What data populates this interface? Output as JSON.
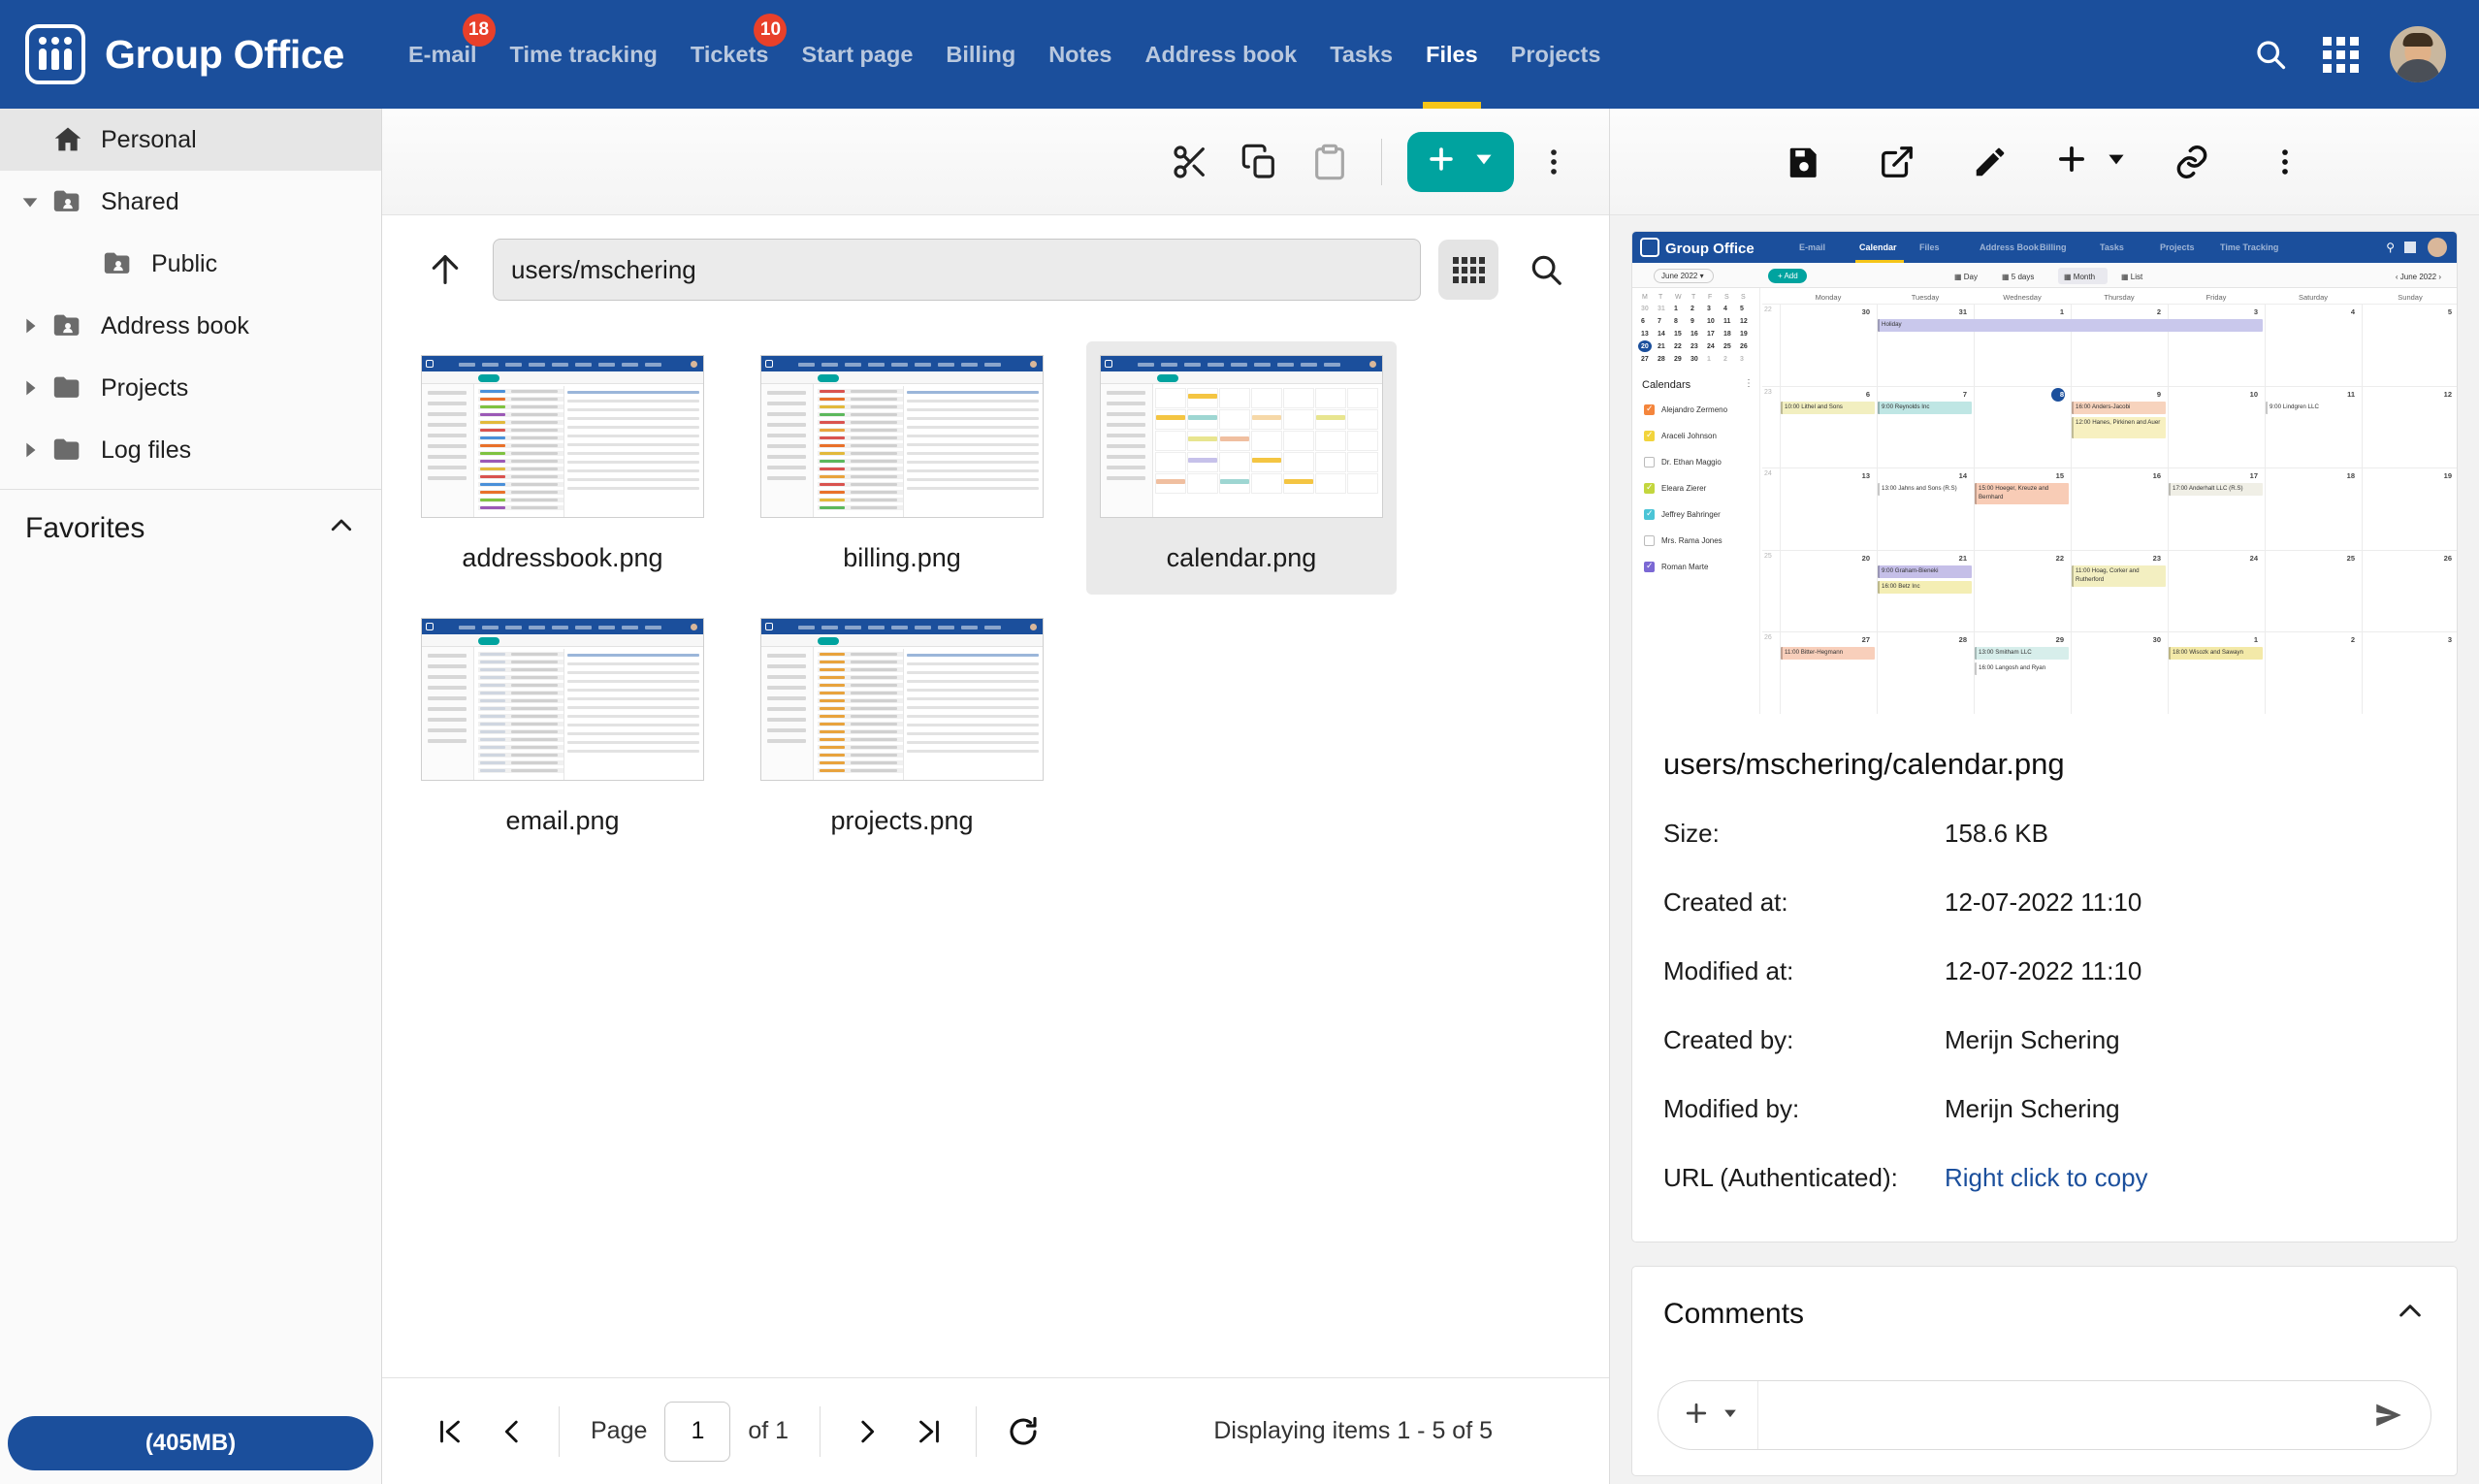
{
  "header": {
    "brand": "Group Office",
    "logo_icon": "group-office-logo",
    "nav": [
      {
        "label": "E-mail",
        "badge": "18",
        "active": false
      },
      {
        "label": "Time tracking",
        "badge": "",
        "active": false
      },
      {
        "label": "Tickets",
        "badge": "10",
        "active": false
      },
      {
        "label": "Start page",
        "badge": "",
        "active": false
      },
      {
        "label": "Billing",
        "badge": "",
        "active": false
      },
      {
        "label": "Notes",
        "badge": "",
        "active": false
      },
      {
        "label": "Address book",
        "badge": "",
        "active": false
      },
      {
        "label": "Tasks",
        "badge": "",
        "active": false
      },
      {
        "label": "Files",
        "badge": "",
        "active": true
      },
      {
        "label": "Projects",
        "badge": "",
        "active": false
      }
    ],
    "actions": [
      {
        "name": "search-icon",
        "label": "Search"
      },
      {
        "name": "apps-grid-icon",
        "label": "Applications"
      },
      {
        "name": "avatar",
        "label": "User profile"
      }
    ],
    "colors": {
      "background": "#1B4F9C",
      "active_underline": "#F5C518",
      "badge": "#E8402A"
    }
  },
  "sidebar": {
    "items": [
      {
        "label": "Personal",
        "icon": "home-icon",
        "indent": 0,
        "twisty": "",
        "selected": true
      },
      {
        "label": "Shared",
        "icon": "shared-folder-icon",
        "indent": 0,
        "twisty": "down",
        "selected": false
      },
      {
        "label": "Public",
        "icon": "shared-folder-icon",
        "indent": 1,
        "twisty": "",
        "selected": false
      },
      {
        "label": "Address book",
        "icon": "shared-folder-icon",
        "indent": 0,
        "twisty": "right",
        "selected": false
      },
      {
        "label": "Projects",
        "icon": "folder-icon",
        "indent": 0,
        "twisty": "right",
        "selected": false
      },
      {
        "label": "Log files",
        "icon": "folder-icon",
        "indent": 0,
        "twisty": "right",
        "selected": false
      }
    ],
    "favorites": {
      "title": "Favorites",
      "collapse_icon": "chevron-up-icon"
    },
    "quota": {
      "label": "(405MB)",
      "color": "#1B4F9C"
    }
  },
  "center": {
    "toolbar": [
      {
        "name": "cut-button",
        "label": "Cut",
        "icon": "scissors-icon",
        "disabled": false
      },
      {
        "name": "copy-button",
        "label": "Copy",
        "icon": "copy-icon",
        "disabled": false
      },
      {
        "name": "paste-button",
        "label": "Paste",
        "icon": "clipboard-icon",
        "disabled": true
      },
      {
        "name": "add-button",
        "label": "Add",
        "icon": "plus-icon",
        "disabled": false
      },
      {
        "name": "more-menu-button",
        "label": "More",
        "icon": "kebab-menu-icon",
        "disabled": false
      }
    ],
    "add_button_color": "#00A39F",
    "pathbar": {
      "up_label": "Up one level",
      "up_icon": "arrow-up-icon",
      "path_value": "users/mschering",
      "path_placeholder": "Path",
      "view_toggle_icon": "grid-view-icon",
      "view_toggle_label": "Grid view",
      "search_icon": "search-icon",
      "search_label": "Search files"
    },
    "files": [
      {
        "name": "addressbook.png",
        "thumb": "addressbook",
        "selected": false
      },
      {
        "name": "billing.png",
        "thumb": "billing",
        "selected": false
      },
      {
        "name": "calendar.png",
        "thumb": "calendar",
        "selected": true
      },
      {
        "name": "email.png",
        "thumb": "email",
        "selected": false
      },
      {
        "name": "projects.png",
        "thumb": "projects",
        "selected": false
      }
    ],
    "pager": {
      "first_icon": "first-page-icon",
      "prev_icon": "previous-page-icon",
      "page_label": "Page",
      "page_value": "1",
      "of_label": "of 1",
      "next_icon": "next-page-icon",
      "last_icon": "last-page-icon",
      "refresh_icon": "refresh-icon",
      "status": "Displaying items 1 - 5 of 5"
    }
  },
  "detail": {
    "toolbar": [
      {
        "name": "save-button",
        "label": "Save",
        "icon": "save-icon"
      },
      {
        "name": "open-external-button",
        "label": "Open",
        "icon": "external-link-icon"
      },
      {
        "name": "edit-button",
        "label": "Edit",
        "icon": "pencil-icon"
      },
      {
        "name": "add-button",
        "label": "Add",
        "icon": "plus-icon"
      },
      {
        "name": "link-button",
        "label": "Link",
        "icon": "chain-link-icon"
      },
      {
        "name": "more-menu-button",
        "label": "More",
        "icon": "kebab-menu-icon"
      }
    ],
    "preview_icon": "calendar-preview-image",
    "title": "users/mschering/calendar.png",
    "properties": [
      {
        "key": "Size:",
        "value": "158.6 KB",
        "link": false
      },
      {
        "key": "Created at:",
        "value": "12-07-2022 11:10",
        "link": false
      },
      {
        "key": "Modified at:",
        "value": "12-07-2022 11:10",
        "link": false
      },
      {
        "key": "Created by:",
        "value": "Merijn Schering",
        "link": false
      },
      {
        "key": "Modified by:",
        "value": "Merijn Schering",
        "link": false
      },
      {
        "key": "URL (Authenticated):",
        "value": "Right click to copy",
        "link": true
      }
    ],
    "comments": {
      "title": "Comments",
      "collapse_icon": "chevron-up-icon",
      "attach_icon": "plus-icon",
      "attach_dropdown_icon": "caret-down-icon",
      "input_value": "",
      "input_placeholder": "",
      "send_icon": "send-icon"
    }
  },
  "preview_content": {
    "brand": "Group Office",
    "nav": [
      "E-mail",
      "Calendar",
      "Files",
      "Address Book",
      "Billing",
      "Tasks",
      "Projects",
      "Time Tracking"
    ],
    "active_nav": "Calendar",
    "month_selector": "June 2022",
    "range_label": "June 2022",
    "add_label": "Add",
    "views": [
      "Day",
      "5 days",
      "Month",
      "List"
    ],
    "active_view": "Month",
    "weekday_headers": [
      "Monday",
      "Tuesday",
      "Wednesday",
      "Thursday",
      "Friday",
      "Saturday",
      "Sunday"
    ],
    "mini_weekday_headers": [
      "M",
      "T",
      "W",
      "T",
      "F",
      "S",
      "S"
    ],
    "mini_month_rows": [
      [
        "30",
        "31",
        "1",
        "2",
        "3",
        "4",
        "5"
      ],
      [
        "6",
        "7",
        "8",
        "9",
        "10",
        "11",
        "12"
      ],
      [
        "13",
        "14",
        "15",
        "16",
        "17",
        "18",
        "19"
      ],
      [
        "20",
        "21",
        "22",
        "23",
        "24",
        "25",
        "26"
      ],
      [
        "27",
        "28",
        "29",
        "30",
        "1",
        "2",
        "3"
      ]
    ],
    "mini_today": "20",
    "calendars_title": "Calendars",
    "calendars": [
      {
        "name": "Alejandro Zermeno",
        "color": "#F4853C",
        "checked": true
      },
      {
        "name": "Araceli Johnson",
        "color": "#F2D43C",
        "checked": true
      },
      {
        "name": "Dr. Ethan Maggio",
        "color": "#ffffff",
        "checked": false
      },
      {
        "name": "Eleara Zierer",
        "color": "#C3D63E",
        "checked": true
      },
      {
        "name": "Jeffrey Bahringer",
        "color": "#4BC4D6",
        "checked": true
      },
      {
        "name": "Mrs. Rama Jones",
        "color": "#ffffff",
        "checked": false
      },
      {
        "name": "Roman Marte",
        "color": "#7B68D4",
        "checked": true
      }
    ],
    "week_day_numbers": [
      [
        "30",
        "31",
        "1",
        "2",
        "3",
        "4",
        "5"
      ],
      [
        "6",
        "7",
        "8",
        "9",
        "10",
        "11",
        "12"
      ],
      [
        "13",
        "14",
        "15",
        "16",
        "17",
        "18",
        "19"
      ],
      [
        "20",
        "21",
        "22",
        "23",
        "24",
        "25",
        "26"
      ],
      [
        "27",
        "28",
        "29",
        "30",
        "1",
        "2",
        "3"
      ]
    ],
    "week_numbers": [
      "22",
      "23",
      "24",
      "25",
      "26"
    ],
    "events": [
      {
        "week": 0,
        "day": 1,
        "text": "Holiday",
        "color": "#c9c8ec",
        "span": 4
      },
      {
        "week": 1,
        "day": 0,
        "text": "10:00 Lithel and Sons",
        "color": "#f2efc0",
        "span": 1
      },
      {
        "week": 1,
        "day": 1,
        "text": "9:00 Reynolds Inc",
        "color": "#bfe6e4",
        "span": 1
      },
      {
        "week": 1,
        "day": 3,
        "text": "16:00 Anders-Jacobi",
        "color": "#f7d3bd",
        "span": 1
      },
      {
        "week": 1,
        "day": 3,
        "text": "12:00 Hanes, Pirkinen and Auer",
        "color": "#f7f0c0",
        "span": 1
      },
      {
        "week": 1,
        "day": 5,
        "text": "9:00 Lindgren LLC",
        "color": "#ffffff",
        "span": 1
      },
      {
        "week": 2,
        "day": 1,
        "text": "13:00 Jahns and Sons (R.S)",
        "color": "#ffffff",
        "span": 1
      },
      {
        "week": 2,
        "day": 2,
        "text": "15:00 Hoeger, Kreuze and Bernhard",
        "color": "#f8ccb6",
        "span": 1
      },
      {
        "week": 2,
        "day": 4,
        "text": "17:00 Anderhalt LLC (R.S)",
        "color": "#f0efe6",
        "span": 1
      },
      {
        "week": 3,
        "day": 1,
        "text": "9:00 Graham-Bieneki",
        "color": "#c5bfe8",
        "span": 1
      },
      {
        "week": 3,
        "day": 1,
        "text": "16:00 Betz Inc",
        "color": "#f4eeb4",
        "span": 1
      },
      {
        "week": 3,
        "day": 3,
        "text": "11:00 Hoag, Corker and Rutherford",
        "color": "#f3efc1",
        "span": 1
      },
      {
        "week": 4,
        "day": 0,
        "text": "11:00 Bitter-Hegmann",
        "color": "#f8cfbb",
        "span": 1
      },
      {
        "week": 4,
        "day": 2,
        "text": "13:00 Smitham LLC",
        "color": "#d7eeeb",
        "span": 1
      },
      {
        "week": 4,
        "day": 2,
        "text": "16:00 Langosh and Ryan",
        "color": "#ffffff",
        "span": 1
      },
      {
        "week": 4,
        "day": 4,
        "text": "18:00 Wisozk and Sawayn",
        "color": "#f3e9a8",
        "span": 1
      }
    ]
  }
}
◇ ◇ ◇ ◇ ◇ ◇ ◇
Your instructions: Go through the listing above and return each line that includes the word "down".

Expected output:
        "twisty": "down",
      "attach_dropdown_icon": "caret-down-icon",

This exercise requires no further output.